INTERIOR: Some moulded stone fireplaces. Remnant of moulded panel over doorway towards rear of ground floor.
Statement of Special Interest
The ground beneath the Palace of Holyroodhouse and nearby structures (including Croft-an-Righ House, the buildings on the N side of Abbey Strand and the buildings around Mews Court) is scheduled under the Ancient Monuments and Archaeological Areas Act 1979 for its archaeological importance. The upstanding remains of Holyrood Abbey and Queen Mary's Bath are also scheduled monuments. Significant upstanding and below-ground archaeological remains may survive as part of and in addition to the structures and features described above.
Occupying a key location at the foot of the Canongate and forming part of a group of buildings associated with the Holyrood Palace complex, the building to the Western side of Abbey Strand is an important and rare example of restored early 16th century Scots Renaissance tenement design.

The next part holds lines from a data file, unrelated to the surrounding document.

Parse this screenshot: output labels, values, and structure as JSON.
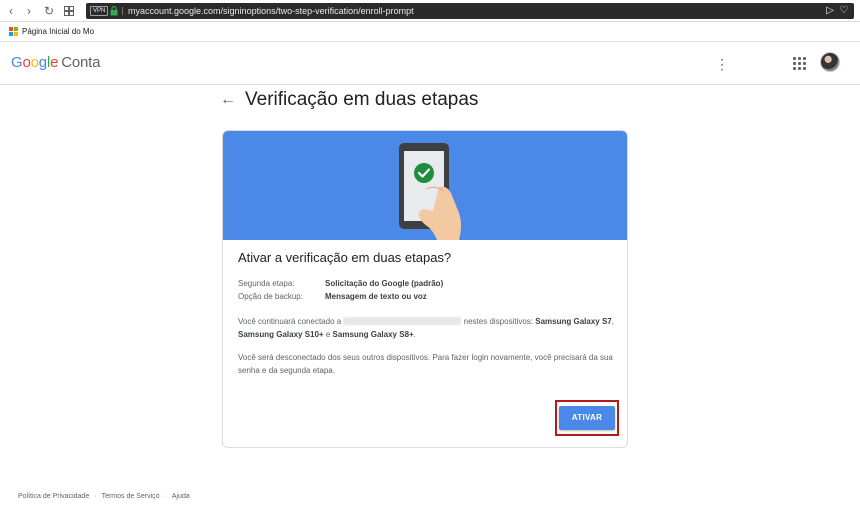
{
  "browser": {
    "vpn_label": "VPN",
    "url": "myaccount.google.com/signinoptions/two-step-verification/enroll-prompt",
    "bookmark": "Página Inicial do Mo..."
  },
  "header": {
    "logo_google": "Google",
    "logo_product": "Conta",
    "menu_glyph": "⋮"
  },
  "page": {
    "back_glyph": "←",
    "title": "Verificação em duas etapas"
  },
  "card": {
    "title": "Ativar a verificação em duas etapas?",
    "rows": [
      {
        "label": "Segunda etapa:",
        "value": "Solicitação do Google (padrão)"
      },
      {
        "label": "Opção de backup:",
        "value": "Mensagem de texto ou voz"
      }
    ],
    "devices_prefix": "Você continuará conectado a",
    "devices_middle": "nestes dispositivos:",
    "device_1": "Samsung Galaxy S7",
    "device_2": "Samsung Galaxy S10+",
    "devices_and": "e",
    "device_3": "Samsung Galaxy S8+",
    "devices_end": ".",
    "signout_text": "Você será desconectado dos seus outros dispositivos. Para fazer login novamente, você precisará da sua senha e da segunda etapa.",
    "activate_button": "ATIVAR"
  },
  "footer": {
    "privacy": "Política de Privacidade",
    "terms": "Termos de Serviço",
    "help": "Ajuda",
    "separator": "·"
  },
  "colors": {
    "banner": "#4a89e8",
    "button": "#4a89e8",
    "highlight": "#b31b1b",
    "check_green": "#1e8e3e"
  }
}
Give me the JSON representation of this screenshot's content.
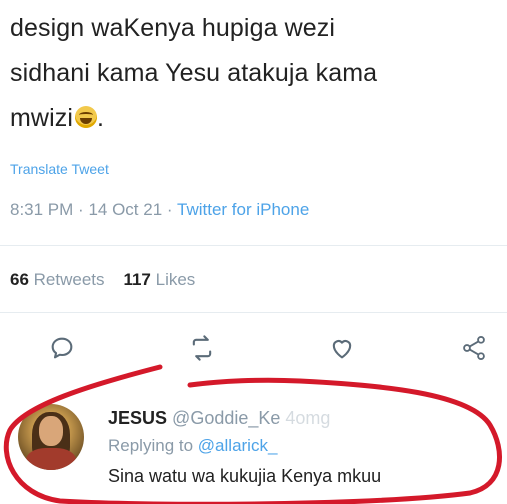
{
  "tweet": {
    "text_line1": "design waKenya hupiga wezi",
    "text_line2": "sidhani kama Yesu atakuja kama",
    "text_line3": "mwizi",
    "text_end": ".",
    "emoji": "laughing-tears-emoji",
    "translate_label": "Translate Tweet",
    "time": "8:31 PM",
    "date": "14 Oct 21",
    "separator": "·",
    "source": "Twitter for iPhone",
    "retweets_count": "66",
    "retweets_label": "Retweets",
    "likes_count": "117",
    "likes_label": "Likes"
  },
  "actions": [
    {
      "name": "reply-icon"
    },
    {
      "name": "retweet-icon"
    },
    {
      "name": "like-icon"
    },
    {
      "name": "share-icon"
    }
  ],
  "reply": {
    "name": "JESUS",
    "handle": "@Goddie_Ke",
    "handle_extra": "4omg",
    "replying_prefix": "Replying to",
    "replying_to": "@allarick_",
    "text": "Sina watu wa kukujia Kenya mkuu"
  },
  "colors": {
    "accent": "#4da3e8",
    "muted": "#8a9aa8",
    "annotation": "#d4192a"
  }
}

The building has been identified with a large mansion situated on the N side of the High Street near the Abbey Gate, described as 'New Biggit' in 1570. It is perhaps more probable that the building was designed as a tenement with a pair of two-room dwellings on each floor, each having its own forestair to the first floor. The stair door to the E with moulded jambs is still in position while the line of the crowstepped gable remains traceable at the W end and one skewputt remains in place at the E. The windows were at one time leaded with wooden casements and bars, traces of which can still be seen in some of the glazing. It belonged to Andrew Chalmers, the chamberlain of the Abbey until 1613. Its position within the earlier monastic precinct, projecting to the west of the main enclosure, suggests it may have also have been associated with the Abbey's almonry. The upper windows were later heightened. It was altered again in the early 19th century, and restored in 1915-16, when the pedimented ashlar dormers were added. The turnpike stair was extended to rise the full height to the rear of the building and the building was also re-roofed at this time by Thomas Ross, the renowed architect and author, with John MacGibbon, of the five volume 'The Castellated and Domestic Architecture of Scotland'. The ground floor of the building was home at one time to both the Crown Inn and the Abbey Tavern. The name 'Thomson's Court' was appended to the site in the 20th century. The original Thomson's Court building (now demolished) was located slightly to the north-east. The walls were harled in the 1990s.
It should be recognised that significant upstanding and below-ground archaeological remains may survive here as part of and in addition to the structures and features described above.
Part of A-group comprising: Palace of Holyroodhouse; 28 and 30 Croft-An-Righ (Croft-An-Righ House); Abbey Strand Eastern Building; Abbey Strand Western Building; North Garden Sundial; Palace Forecourt Fountain; Abbey Court House; Gatehouse and Former Guard Rooms; Palace Coach House; Stables; Queen's Gallery (see separate listings).
List description revised as part of the Edinburgh Holyrood Ward resurvey (2007/08). List description updated 2013.